• _Aim of the exercise_
Print the entries verbatim, leaving out the images they contain.

• _Study material_
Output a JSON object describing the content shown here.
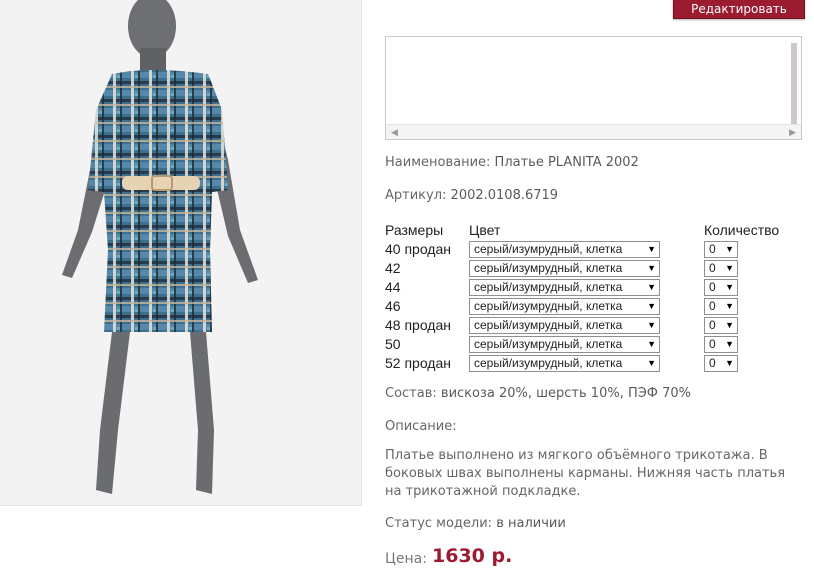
{
  "toolbar": {
    "edit_label": "Редактировать"
  },
  "product": {
    "name_label": "Наименование:",
    "name_value": "Платье PLANITA 2002",
    "article_label": "Артикул:",
    "article_value": "2002.0108.6719",
    "composition_label": "Состав:",
    "composition_value": "вискоза 20%, шерсть 10%, ПЭФ 70%",
    "description_label": "Описание:",
    "description_text": "Платье выполнено из мягкого объёмного трикотажа. В боковых швах выполнены карманы. Нижняя часть платья на трикотажной подкладке.",
    "status_label": "Статус модели:",
    "status_value": "в наличии",
    "price_label": "Цена:",
    "price_value": "1630 р."
  },
  "sizes_table": {
    "headers": {
      "size": "Размеры",
      "color": "Цвет",
      "qty": "Количество"
    },
    "rows": [
      {
        "size": "40 продан",
        "color": "серый/изумрудный, клетка",
        "qty": "0"
      },
      {
        "size": "42",
        "color": "серый/изумрудный, клетка",
        "qty": "0"
      },
      {
        "size": "44",
        "color": "серый/изумрудный, клетка",
        "qty": "0"
      },
      {
        "size": "46",
        "color": "серый/изумрудный, клетка",
        "qty": "0"
      },
      {
        "size": "48 продан",
        "color": "серый/изумрудный, клетка",
        "qty": "0"
      },
      {
        "size": "50",
        "color": "серый/изумрудный, клетка",
        "qty": "0"
      },
      {
        "size": "52 продан",
        "color": "серый/изумрудный, клетка",
        "qty": "0"
      }
    ]
  },
  "colors": {
    "accent": "#9b1b30",
    "text": "#5a5a5a"
  },
  "icons": {
    "dropdown": "chevron-down-icon"
  }
}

• _Answer to this task_
Output a JSON object describing the content shown here.
{
  "toolbar": {
    "edit_label": "Редактировать"
  },
  "product": {
    "name_label": "Наименование:",
    "name_value": "Платье PLANITA 2002",
    "article_label": "Артикул:",
    "article_value": "2002.0108.6719",
    "composition_label": "Состав:",
    "composition_value": "вискоза 20%, шерсть 10%, ПЭФ 70%",
    "description_label": "Описание:",
    "description_text": "Платье выполнено из мягкого объёмного трикотажа. В боковых швах выполнены карманы. Нижняя часть платья на трикотажной подкладке.",
    "status_label": "Статус модели:",
    "status_value": "в наличии",
    "price_label": "Цена:",
    "price_value": "1630 р."
  },
  "sizes_table": {
    "headers": {
      "size": "Размеры",
      "color": "Цвет",
      "qty": "Количество"
    },
    "rows": [
      {
        "size": "40 продан",
        "color": "серый/изумрудный, клетка",
        "qty": "0"
      },
      {
        "size": "42",
        "color": "серый/изумрудный, клетка",
        "qty": "0"
      },
      {
        "size": "44",
        "color": "серый/изумрудный, клетка",
        "qty": "0"
      },
      {
        "size": "46",
        "color": "серый/изумрудный, клетка",
        "qty": "0"
      },
      {
        "size": "48 продан",
        "color": "серый/изумрудный, клетка",
        "qty": "0"
      },
      {
        "size": "50",
        "color": "серый/изумрудный, клетка",
        "qty": "0"
      },
      {
        "size": "52 продан",
        "color": "серый/изумрудный, клетка",
        "qty": "0"
      }
    ]
  },
  "colors": {
    "accent": "#9b1b30",
    "text": "#5a5a5a"
  },
  "icons": {
    "dropdown": "chevron-down-icon"
  }
}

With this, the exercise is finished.